WA, 28 March 2012
Officers from the Department of Environment and Conservation (DEC) and Customs and Border Protection have seized three snakes in two separate raids in Kambalda in the Goldfields region of Western Australia, including an exotic corn snake that is native to North America.
Exotic Corn Snake (Pantherophis Guttatus)
This is a photo of an exotic Corn Snake which are highly valued by collectors in Australia and other countries due to their attractive snake skin patterns in orange and black. The Corn Snake also comes in a white with orange skin. The Corn Snake is highly illegal in Australia.
Exotic Corn Snake
Government authorities were alerted to the illegally kept snakes and executed search warrants on the two properties yesterday.
A juvenile corn snake and a black-headed python, which is native to WA but was being held illegally, were seized at one address, while a native south west carpet python was discovered being illegally held at another residence. The two seizures were not related.

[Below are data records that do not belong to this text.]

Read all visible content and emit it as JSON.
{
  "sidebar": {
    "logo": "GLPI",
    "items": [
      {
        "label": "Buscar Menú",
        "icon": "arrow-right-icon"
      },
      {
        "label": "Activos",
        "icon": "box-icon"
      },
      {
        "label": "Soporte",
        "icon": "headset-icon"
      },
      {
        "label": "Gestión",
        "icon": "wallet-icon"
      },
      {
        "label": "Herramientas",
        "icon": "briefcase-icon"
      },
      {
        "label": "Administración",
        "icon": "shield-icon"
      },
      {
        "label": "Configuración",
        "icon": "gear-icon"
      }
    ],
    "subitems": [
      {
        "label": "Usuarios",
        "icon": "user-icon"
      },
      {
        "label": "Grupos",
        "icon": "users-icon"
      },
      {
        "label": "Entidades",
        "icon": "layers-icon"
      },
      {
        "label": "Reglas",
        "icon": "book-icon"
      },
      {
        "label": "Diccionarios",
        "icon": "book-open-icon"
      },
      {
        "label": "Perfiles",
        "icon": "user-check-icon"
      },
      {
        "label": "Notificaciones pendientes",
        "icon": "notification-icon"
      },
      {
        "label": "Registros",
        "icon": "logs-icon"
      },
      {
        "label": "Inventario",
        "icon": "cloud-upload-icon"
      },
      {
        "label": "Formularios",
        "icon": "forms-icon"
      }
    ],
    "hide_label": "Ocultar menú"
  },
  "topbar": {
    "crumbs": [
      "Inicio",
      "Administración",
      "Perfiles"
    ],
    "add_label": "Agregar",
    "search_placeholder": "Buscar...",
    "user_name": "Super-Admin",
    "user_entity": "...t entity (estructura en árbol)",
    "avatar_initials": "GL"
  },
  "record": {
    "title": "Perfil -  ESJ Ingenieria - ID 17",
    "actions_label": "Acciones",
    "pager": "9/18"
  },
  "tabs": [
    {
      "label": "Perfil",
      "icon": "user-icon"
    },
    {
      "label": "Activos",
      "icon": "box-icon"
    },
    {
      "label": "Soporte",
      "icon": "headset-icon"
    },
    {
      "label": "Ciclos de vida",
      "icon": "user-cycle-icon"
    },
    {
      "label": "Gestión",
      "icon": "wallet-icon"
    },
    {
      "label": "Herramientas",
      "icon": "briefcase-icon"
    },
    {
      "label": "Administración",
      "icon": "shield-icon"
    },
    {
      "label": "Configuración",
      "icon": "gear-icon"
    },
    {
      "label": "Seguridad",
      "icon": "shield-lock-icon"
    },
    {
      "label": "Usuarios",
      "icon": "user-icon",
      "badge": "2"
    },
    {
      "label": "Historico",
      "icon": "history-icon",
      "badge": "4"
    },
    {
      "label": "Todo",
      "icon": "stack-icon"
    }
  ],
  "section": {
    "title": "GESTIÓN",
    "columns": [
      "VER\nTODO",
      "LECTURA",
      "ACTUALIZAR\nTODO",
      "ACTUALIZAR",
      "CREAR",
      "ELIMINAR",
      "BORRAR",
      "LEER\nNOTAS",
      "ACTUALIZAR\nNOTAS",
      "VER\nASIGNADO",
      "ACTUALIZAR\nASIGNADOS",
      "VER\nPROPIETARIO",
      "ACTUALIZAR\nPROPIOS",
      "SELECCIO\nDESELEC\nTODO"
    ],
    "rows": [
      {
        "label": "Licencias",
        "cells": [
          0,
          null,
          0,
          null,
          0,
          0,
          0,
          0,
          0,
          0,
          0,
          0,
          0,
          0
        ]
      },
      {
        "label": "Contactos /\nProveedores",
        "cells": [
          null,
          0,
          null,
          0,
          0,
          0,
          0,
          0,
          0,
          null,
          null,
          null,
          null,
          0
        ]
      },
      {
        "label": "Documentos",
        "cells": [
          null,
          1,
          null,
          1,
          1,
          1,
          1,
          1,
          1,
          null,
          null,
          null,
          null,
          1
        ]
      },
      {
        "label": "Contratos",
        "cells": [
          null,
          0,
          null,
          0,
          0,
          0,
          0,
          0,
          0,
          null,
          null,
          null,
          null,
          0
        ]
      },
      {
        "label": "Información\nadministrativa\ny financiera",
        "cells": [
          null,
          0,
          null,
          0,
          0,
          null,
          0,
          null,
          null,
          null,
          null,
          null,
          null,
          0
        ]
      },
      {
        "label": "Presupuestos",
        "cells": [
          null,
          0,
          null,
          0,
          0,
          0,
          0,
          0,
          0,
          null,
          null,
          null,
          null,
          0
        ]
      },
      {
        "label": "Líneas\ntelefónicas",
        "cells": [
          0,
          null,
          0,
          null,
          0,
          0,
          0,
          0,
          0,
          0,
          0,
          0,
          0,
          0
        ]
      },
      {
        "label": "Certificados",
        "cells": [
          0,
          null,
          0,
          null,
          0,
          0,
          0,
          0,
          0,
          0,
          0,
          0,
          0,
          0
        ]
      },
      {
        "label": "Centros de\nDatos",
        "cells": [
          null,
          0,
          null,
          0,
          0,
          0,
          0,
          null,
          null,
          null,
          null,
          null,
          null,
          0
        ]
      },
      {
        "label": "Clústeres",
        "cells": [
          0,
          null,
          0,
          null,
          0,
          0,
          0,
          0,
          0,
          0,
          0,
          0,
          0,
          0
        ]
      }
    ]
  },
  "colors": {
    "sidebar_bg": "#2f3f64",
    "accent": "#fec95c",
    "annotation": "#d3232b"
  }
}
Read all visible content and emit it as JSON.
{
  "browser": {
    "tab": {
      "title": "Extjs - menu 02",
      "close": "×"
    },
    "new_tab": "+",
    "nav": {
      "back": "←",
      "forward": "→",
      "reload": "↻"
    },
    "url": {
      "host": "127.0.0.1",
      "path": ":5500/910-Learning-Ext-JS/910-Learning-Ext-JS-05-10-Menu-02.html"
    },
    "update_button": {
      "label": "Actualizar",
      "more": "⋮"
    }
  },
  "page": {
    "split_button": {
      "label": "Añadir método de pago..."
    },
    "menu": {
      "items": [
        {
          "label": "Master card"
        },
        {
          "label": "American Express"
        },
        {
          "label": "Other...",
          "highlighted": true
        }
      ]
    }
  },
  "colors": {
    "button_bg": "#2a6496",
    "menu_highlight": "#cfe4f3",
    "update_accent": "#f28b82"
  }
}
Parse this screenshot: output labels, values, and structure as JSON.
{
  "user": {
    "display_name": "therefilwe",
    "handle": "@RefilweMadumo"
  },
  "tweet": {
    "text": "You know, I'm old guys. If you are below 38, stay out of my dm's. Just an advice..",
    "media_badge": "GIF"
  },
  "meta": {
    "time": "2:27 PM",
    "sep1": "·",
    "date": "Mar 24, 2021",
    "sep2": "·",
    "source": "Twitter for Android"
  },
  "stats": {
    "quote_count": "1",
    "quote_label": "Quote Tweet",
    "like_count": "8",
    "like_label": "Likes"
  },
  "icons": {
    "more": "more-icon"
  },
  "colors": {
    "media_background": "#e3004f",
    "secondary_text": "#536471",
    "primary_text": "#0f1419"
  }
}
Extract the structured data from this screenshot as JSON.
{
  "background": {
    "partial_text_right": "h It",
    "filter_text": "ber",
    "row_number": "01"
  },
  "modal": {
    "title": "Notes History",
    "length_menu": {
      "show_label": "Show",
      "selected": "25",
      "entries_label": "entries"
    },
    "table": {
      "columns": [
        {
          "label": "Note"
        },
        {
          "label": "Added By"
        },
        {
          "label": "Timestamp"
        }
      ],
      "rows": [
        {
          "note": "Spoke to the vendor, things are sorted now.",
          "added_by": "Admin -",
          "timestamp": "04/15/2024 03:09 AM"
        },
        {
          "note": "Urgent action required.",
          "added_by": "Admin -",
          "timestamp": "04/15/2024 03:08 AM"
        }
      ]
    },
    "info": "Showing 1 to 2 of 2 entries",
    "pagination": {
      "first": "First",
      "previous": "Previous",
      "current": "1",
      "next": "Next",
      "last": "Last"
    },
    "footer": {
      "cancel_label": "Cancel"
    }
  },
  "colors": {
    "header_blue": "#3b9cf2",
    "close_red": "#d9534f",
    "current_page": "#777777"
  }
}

Customs and Border Protection Acting National Manager Investigations Ross Viles said the illegal importation of exotic species posed a serious biosecurity risk as they could introduce diseases and compete with native animals for food and habitat.
“Customs and Border Protection works closely with other Commonwealth and state agencies such as DEC to combat the unlawful importation and exportation of wildlife,” Mr Viles said.
DEC wildlife officer Matt Swan said black-headed and south west carpet pythons were protected fauna under the Wildlife Conservation Act 1950. The south west carpet pythons are listed as a threatened species.
“It is an offence to take these species from the wild or be in possession of them unlawfully, and it is also illegal to buy reptiles from anyone other than a licensed reptile dealer and to keep reptiles without a licence,” he said.
“Wildlife smuggling is a serious problem and DEC takes the unlawful possession of protected reptiles and reptile trafficking very seriously. My advice to anyone tempted to capture reptiles they encounter in the wild is to leave them alone.”
Investigations are continuing and charges are yet to be laid. The snakes are now in the possession of DEC.
The maximum penalties for import or export related offences under the Commonwealth’s Environment Protection and Biodiversity Conservation Act 1999 are 10 years imprisonment or a fine of $110,000, or both.
Illegal Movement of Reptiles in Australia
Under WA’s Wildlife Conservation Act the maximum penalty for taking or possessing protected fauna is $4000, for taking or possessing threatened species is $10,000 and for keeping fauna in captivity is $2000.
People with information about the illegal removal of reptiles or notices any suspicious activity suggesting that reptiles are being illegally moved or kept should call DEC's Wildcare hotline 9474 9055.